The scholarship of Ignaz Goldziher (1850–1921), one of the founders of Islamic studies in Europe, has not ceased to be in the focus of interest since his death. This volume addresses aspects of Goldziher’s intellectual trajectory together with the history of Islamic and Jewish studies as reflected in the letters exchanged between Goldziher and his peers from various countries that are preserved in the Library of the Hungarian Academy of Sciences and elsewhere. The thirteen contributions deal with hitherto unexplored aspects of the correspondence addressing issues that are crucial to our understanding of the formative period of these disciplines.

Contributors: Camilla Adang, Hans-Jürgen Becker, Kinga Dévényi, Sebastian Günther, Máté Hidvégi Livnat Holtzman, Amit Levy, Miriam Ovadia, Dóra Pataricza, Christoph Rauch, Valentina Sagaria Rossi, Sabine Schmidtke, Jan Thiele, Samuel Thrope, Tamás Turán, Maxim Yosefi, Dora Zsom.
Author:
This groundbreaking work studies the Arabic literary culture of early modern Southeast Asia on the basis of largely unstudied and unknown manuscripts. It offers new perspectives on intellectual interactions between the Middle East and Southeast Asia, the development of Islam and especially Sufism in the region, the relationship between the Arabic and Malay literary traditions, and the manuscript culture of the Indian Ocean world. It brings to light a large number of hitherto unknown texts produced at or for the courts of Southeast Asia, and examines the role of royal patronage in supporting Arabic literary production in Southeast Asia.

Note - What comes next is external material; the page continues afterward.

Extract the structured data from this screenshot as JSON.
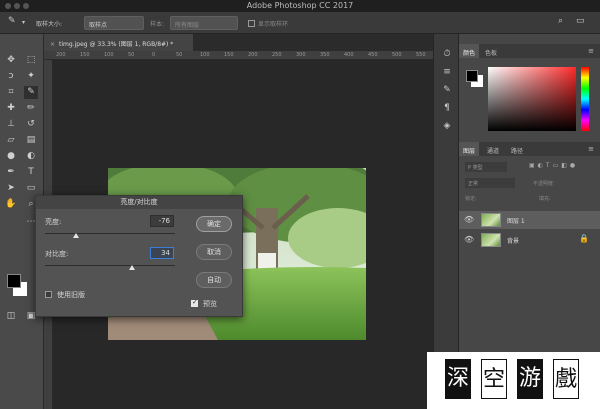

Dalā’il al-Nubuwwa literature that is centered on narratives from the Prophet Muḥammad’s life has most commonly been viewed, or even dismissed, as the product of popular veneration. Building extensive research on biographical and bibliographical sources, this book demonstrates that Dalā’il al-Nubuwwa literature emerged among the circles of early ḥadīth scholars of the late 2nd/8th century. By analyzing extant texts of Dalā’il al-Nubuwwa regarding their sources, structures, methodological approaches, and selection of contents, it showcases that these works were part of epistemological discourses on prophecy that transcended religious boundaries as well as the dividing lines between various Muslim scholarly disciplines.